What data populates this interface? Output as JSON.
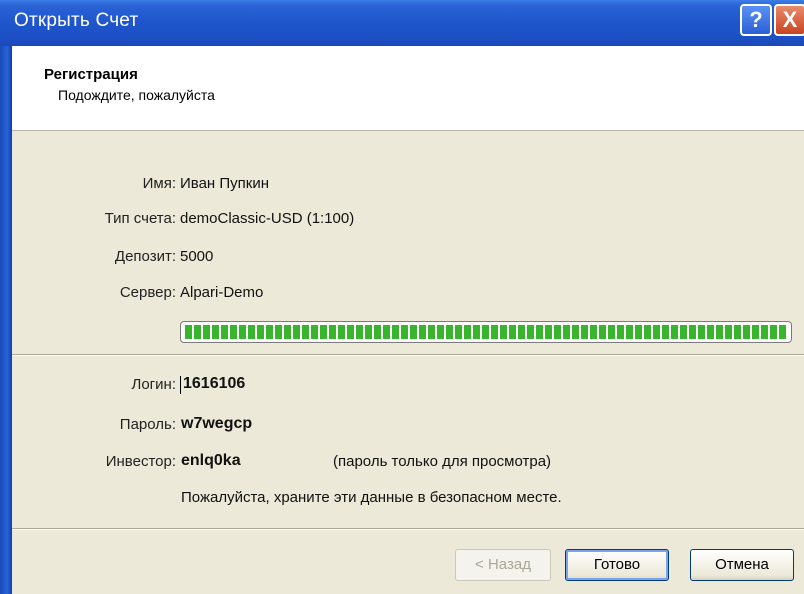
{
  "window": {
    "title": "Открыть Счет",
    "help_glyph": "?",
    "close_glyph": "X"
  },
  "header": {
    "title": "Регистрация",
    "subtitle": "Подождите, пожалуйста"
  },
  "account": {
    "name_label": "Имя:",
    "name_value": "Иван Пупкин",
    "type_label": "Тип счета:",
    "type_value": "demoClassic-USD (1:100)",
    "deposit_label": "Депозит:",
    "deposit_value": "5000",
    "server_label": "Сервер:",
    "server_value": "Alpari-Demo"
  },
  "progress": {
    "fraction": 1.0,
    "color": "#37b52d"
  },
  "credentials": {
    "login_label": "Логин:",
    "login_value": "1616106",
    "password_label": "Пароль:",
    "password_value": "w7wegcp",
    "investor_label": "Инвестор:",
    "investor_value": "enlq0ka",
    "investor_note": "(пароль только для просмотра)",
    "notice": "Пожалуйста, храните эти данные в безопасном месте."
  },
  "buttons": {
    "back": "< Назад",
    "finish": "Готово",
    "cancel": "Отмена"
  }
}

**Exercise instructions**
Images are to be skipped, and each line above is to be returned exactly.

**Solution to this task**
What data populates this interface? Output as JSON.
{
  "window": {
    "title": "Открыть Счет",
    "help_glyph": "?",
    "close_glyph": "X"
  },
  "header": {
    "title": "Регистрация",
    "subtitle": "Подождите, пожалуйста"
  },
  "account": {
    "name_label": "Имя:",
    "name_value": "Иван Пупкин",
    "type_label": "Тип счета:",
    "type_value": "demoClassic-USD (1:100)",
    "deposit_label": "Депозит:",
    "deposit_value": "5000",
    "server_label": "Сервер:",
    "server_value": "Alpari-Demo"
  },
  "progress": {
    "fraction": 1.0,
    "color": "#37b52d"
  },
  "credentials": {
    "login_label": "Логин:",
    "login_value": "1616106",
    "password_label": "Пароль:",
    "password_value": "w7wegcp",
    "investor_label": "Инвестор:",
    "investor_value": "enlq0ka",
    "investor_note": "(пароль только для просмотра)",
    "notice": "Пожалуйста, храните эти данные в безопасном месте."
  },
  "buttons": {
    "back": "< Назад",
    "finish": "Готово",
    "cancel": "Отмена"
  }
}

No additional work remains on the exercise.